  • Aphelion: During its revolution around the sun, the earth is farthest from the sun (152 million km) on 4th July. This position of the earth is called aphelion.

  • Perihelion: On 3rd January, the earth is the nearest to the sun (147 million km). This position is called perihelion.

  • Terrestrial radiation: The insolation received by the earth is in short waves forms and heats up its surface. The earth after being heated itself becomes a radiating body and it radiates energy to the atmosphere in long wave form. This energy heats up the atmosphere from below. This process is known as terrestrial radiation.

  • Conduction: The earth after being heated by insolation transmits the heat to the atmospheric layers near to the earth in long wave form. The air in contact with the land gets heated slowly and the upper layers in contact with the lower layers also get heated. This process is called conduction.

  • Convection: The air in contact with the earth rises vertically on heating in the form of currents and further transmits the heat of the atmosphere. This process of vertical heating of the atmosphere is known as convection.

  • Advection: The convective transfer of energy is confined only to the troposphere. The transfer of heat through horizontal movement of air is called advection.

  • Albedo: While passing through the atmosphere some amount of energy is reflected, scattered and absorbed. Only the remaining part reaches the earth surface. The reflected amount of radiation is called the albedo of the earth.

  • Normal lapse rate: Normally, temperature decreases with increase in elevation. It is called normal lapse rate.

  • Loo: Summer season local winds is called ‘loo’. It is the result of advection.

  • Isotherms: The Isotherms are lines joining places having equal temperature.
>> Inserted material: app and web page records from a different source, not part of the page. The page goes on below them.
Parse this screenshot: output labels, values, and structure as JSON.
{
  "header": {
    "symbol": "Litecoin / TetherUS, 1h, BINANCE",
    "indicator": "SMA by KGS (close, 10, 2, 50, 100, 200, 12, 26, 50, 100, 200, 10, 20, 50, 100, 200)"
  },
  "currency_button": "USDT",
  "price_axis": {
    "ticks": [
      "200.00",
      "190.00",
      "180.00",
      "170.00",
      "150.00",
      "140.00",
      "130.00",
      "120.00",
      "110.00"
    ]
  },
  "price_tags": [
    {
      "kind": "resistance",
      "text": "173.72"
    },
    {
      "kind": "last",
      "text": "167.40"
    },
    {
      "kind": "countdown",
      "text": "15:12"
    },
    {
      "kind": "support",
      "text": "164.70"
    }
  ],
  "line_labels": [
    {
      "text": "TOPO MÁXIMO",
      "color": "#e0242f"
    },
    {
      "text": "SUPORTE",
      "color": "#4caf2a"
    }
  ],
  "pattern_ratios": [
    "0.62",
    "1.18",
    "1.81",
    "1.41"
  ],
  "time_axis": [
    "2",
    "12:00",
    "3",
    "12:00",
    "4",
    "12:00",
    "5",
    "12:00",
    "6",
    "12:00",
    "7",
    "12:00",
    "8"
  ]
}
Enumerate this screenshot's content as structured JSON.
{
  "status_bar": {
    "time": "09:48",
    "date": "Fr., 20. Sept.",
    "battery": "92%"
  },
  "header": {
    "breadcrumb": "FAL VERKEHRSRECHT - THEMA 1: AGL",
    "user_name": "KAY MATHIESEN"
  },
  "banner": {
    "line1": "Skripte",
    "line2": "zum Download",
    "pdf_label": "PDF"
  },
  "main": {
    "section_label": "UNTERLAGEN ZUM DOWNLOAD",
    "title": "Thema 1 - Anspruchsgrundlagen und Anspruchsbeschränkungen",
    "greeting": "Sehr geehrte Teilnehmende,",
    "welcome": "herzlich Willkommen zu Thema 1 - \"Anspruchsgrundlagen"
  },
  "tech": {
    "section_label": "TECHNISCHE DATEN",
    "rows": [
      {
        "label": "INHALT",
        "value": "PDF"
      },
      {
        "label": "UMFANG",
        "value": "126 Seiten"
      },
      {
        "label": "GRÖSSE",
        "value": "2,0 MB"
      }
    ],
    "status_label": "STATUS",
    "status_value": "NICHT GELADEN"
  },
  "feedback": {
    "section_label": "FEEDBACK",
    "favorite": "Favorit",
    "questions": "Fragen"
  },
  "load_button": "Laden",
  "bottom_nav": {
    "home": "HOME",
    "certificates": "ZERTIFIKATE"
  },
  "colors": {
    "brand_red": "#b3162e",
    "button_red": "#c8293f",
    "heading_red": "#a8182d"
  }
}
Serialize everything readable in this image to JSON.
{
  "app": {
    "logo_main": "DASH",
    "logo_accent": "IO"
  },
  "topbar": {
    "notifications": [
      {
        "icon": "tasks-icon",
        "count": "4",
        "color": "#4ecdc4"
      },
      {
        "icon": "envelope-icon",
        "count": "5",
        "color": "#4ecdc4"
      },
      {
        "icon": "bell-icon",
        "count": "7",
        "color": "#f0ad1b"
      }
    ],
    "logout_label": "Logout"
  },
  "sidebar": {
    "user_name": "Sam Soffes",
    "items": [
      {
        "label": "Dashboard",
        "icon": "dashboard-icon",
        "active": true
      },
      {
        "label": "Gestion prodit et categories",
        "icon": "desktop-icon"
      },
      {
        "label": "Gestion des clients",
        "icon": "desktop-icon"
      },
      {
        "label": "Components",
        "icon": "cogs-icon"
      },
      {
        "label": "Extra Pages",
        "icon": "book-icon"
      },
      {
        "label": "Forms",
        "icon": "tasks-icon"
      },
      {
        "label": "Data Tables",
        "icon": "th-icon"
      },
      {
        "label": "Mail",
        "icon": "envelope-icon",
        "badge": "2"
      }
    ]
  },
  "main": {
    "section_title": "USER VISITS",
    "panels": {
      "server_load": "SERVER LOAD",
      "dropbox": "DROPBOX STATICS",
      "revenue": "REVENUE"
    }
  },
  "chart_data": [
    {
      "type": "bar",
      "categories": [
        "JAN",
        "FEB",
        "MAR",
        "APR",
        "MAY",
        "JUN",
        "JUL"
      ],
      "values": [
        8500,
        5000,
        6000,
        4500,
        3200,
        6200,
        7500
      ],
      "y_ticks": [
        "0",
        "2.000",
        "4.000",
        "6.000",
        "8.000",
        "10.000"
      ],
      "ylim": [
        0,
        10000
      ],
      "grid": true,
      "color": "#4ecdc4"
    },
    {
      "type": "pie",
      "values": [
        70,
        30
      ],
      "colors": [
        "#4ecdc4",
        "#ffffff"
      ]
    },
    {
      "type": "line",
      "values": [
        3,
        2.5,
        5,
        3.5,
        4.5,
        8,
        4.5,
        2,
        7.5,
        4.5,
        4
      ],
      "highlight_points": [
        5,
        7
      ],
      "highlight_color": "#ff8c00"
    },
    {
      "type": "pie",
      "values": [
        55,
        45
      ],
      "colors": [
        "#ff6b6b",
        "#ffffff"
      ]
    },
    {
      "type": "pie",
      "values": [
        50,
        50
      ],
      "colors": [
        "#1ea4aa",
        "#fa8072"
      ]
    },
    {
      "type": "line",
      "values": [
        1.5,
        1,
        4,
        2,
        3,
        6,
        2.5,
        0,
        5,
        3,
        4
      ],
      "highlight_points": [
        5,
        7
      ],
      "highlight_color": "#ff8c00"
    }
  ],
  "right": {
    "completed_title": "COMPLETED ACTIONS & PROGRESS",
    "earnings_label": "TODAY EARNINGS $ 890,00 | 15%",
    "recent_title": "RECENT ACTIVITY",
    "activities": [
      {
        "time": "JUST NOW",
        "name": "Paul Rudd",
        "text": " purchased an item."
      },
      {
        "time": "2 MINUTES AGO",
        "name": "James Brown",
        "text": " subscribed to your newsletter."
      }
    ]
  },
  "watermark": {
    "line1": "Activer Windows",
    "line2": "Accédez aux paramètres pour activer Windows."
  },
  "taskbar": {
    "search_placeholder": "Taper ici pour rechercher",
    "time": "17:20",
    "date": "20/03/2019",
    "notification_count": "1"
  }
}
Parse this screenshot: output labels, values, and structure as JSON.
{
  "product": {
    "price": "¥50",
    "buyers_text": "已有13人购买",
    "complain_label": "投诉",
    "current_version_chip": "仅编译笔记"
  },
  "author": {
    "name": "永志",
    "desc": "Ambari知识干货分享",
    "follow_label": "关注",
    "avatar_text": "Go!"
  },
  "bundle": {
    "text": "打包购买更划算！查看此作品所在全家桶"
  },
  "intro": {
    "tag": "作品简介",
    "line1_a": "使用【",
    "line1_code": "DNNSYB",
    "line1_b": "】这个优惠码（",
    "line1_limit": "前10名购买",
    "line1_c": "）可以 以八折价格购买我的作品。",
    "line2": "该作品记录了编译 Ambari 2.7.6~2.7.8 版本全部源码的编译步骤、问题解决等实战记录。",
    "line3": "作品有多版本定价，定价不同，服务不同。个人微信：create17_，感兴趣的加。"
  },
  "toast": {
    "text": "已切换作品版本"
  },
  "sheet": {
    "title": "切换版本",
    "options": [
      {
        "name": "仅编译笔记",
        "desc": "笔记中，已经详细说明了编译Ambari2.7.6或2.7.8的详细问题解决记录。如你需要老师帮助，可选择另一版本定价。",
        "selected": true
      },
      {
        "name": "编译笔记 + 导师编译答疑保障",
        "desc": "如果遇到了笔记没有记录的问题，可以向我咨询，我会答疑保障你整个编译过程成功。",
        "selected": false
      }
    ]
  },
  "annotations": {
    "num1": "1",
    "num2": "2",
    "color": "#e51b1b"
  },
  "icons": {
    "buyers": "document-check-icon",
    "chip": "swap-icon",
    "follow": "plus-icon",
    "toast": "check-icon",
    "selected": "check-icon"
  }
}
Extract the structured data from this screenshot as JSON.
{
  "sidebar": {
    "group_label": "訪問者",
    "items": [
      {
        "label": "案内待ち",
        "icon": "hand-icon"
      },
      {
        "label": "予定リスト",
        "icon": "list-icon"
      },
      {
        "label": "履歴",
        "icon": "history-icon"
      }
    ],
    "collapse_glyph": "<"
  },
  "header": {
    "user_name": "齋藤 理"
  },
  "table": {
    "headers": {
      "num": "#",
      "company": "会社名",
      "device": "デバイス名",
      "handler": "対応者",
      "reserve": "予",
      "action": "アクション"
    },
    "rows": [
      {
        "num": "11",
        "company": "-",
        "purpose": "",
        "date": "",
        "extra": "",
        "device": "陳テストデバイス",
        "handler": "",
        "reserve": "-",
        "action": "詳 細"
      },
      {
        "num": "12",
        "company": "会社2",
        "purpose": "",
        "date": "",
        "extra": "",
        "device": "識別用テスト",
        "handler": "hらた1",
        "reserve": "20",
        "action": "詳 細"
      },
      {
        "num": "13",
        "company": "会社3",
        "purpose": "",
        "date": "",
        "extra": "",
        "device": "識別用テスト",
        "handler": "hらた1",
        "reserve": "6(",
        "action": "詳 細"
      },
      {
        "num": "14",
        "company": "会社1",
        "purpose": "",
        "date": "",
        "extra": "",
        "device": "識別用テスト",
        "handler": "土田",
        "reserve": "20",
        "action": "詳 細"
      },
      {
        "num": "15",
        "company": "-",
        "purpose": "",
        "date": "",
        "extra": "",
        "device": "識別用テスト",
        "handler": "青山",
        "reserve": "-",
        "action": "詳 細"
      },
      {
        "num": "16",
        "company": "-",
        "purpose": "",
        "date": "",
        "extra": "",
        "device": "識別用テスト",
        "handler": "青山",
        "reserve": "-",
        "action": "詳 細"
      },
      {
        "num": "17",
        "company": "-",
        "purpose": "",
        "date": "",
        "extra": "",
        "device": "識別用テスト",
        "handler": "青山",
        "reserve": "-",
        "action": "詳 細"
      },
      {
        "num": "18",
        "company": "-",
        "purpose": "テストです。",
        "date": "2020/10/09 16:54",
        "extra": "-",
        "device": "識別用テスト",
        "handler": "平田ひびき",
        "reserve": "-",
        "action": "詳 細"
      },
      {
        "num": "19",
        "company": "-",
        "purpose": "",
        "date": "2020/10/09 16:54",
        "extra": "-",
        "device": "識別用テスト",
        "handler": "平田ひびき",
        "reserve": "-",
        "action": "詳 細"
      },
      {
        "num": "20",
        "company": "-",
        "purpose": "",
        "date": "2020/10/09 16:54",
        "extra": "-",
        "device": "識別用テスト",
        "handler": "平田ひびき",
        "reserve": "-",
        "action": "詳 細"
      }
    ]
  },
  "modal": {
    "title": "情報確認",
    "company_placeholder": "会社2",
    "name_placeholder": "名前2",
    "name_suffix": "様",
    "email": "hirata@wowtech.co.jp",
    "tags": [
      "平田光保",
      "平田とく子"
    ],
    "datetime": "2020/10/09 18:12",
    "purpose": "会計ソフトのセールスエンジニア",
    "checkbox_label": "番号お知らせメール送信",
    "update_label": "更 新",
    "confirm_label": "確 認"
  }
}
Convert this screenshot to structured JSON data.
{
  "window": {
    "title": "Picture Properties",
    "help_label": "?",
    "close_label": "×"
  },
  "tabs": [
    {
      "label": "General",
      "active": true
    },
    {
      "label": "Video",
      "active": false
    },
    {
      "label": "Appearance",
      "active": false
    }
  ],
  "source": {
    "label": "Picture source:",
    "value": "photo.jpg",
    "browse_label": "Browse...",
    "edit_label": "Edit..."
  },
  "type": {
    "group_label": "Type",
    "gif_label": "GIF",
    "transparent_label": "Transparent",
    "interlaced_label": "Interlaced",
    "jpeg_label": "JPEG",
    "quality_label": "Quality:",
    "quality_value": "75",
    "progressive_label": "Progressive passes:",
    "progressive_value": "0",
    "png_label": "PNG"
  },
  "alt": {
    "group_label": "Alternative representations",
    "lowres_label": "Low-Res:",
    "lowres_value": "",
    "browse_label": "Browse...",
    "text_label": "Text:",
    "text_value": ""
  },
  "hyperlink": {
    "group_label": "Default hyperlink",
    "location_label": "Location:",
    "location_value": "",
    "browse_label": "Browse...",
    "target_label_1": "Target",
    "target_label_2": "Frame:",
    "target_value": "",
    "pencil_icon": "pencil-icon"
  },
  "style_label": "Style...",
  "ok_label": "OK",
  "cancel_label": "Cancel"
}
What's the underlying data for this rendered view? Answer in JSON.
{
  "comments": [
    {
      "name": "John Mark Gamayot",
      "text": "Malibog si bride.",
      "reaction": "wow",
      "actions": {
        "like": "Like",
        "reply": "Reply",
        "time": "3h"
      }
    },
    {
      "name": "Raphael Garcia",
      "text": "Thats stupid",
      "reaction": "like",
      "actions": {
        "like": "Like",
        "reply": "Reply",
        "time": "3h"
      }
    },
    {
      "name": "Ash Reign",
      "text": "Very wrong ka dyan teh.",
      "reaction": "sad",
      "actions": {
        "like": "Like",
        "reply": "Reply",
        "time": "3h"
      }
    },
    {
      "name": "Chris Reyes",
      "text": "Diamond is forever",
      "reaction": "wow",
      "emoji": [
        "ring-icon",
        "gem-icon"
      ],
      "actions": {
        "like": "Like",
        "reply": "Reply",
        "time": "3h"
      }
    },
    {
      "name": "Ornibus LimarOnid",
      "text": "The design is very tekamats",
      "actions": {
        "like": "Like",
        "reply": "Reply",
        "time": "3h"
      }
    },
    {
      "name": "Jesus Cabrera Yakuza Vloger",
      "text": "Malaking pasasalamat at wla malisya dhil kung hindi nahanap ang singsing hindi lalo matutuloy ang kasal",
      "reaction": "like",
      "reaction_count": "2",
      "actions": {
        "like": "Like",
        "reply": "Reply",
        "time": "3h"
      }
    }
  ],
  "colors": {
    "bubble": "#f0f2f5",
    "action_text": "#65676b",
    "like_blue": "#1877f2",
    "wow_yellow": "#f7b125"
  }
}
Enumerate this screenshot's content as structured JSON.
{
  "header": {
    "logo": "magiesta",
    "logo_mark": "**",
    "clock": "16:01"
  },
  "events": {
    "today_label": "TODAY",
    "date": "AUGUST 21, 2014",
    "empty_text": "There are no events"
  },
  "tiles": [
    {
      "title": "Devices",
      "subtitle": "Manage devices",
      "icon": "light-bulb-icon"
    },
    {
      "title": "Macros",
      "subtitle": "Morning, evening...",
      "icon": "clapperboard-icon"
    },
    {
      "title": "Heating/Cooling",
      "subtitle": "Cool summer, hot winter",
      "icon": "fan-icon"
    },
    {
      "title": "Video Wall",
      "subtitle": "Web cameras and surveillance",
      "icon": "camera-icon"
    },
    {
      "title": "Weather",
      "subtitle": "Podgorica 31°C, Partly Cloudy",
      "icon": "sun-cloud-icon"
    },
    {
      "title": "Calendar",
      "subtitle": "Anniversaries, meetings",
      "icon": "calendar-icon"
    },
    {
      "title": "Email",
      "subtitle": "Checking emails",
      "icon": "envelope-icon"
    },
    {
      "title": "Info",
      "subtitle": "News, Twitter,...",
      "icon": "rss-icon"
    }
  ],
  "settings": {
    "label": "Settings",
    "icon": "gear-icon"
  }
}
  • Inversion of temperature: At times, the situations is reversed and the normal lapse rate is inverted. It is called Inversion of temperature.

  • Air drainage: Being heavy and dense, the cold air acts almost like water and moves down the slope to pile up deeply in pockets and valley bottoms with warm air above. This is called air drainage. It protects plants from frost damages.

  • Plank’s law: Plank’s law states that hotter a body, the more energy it will radiate and shorter the wavelength of that radiation.

  • Specific heat: Specific heat is the energy needed to raise the temperature of one gram of substance by one Celsius.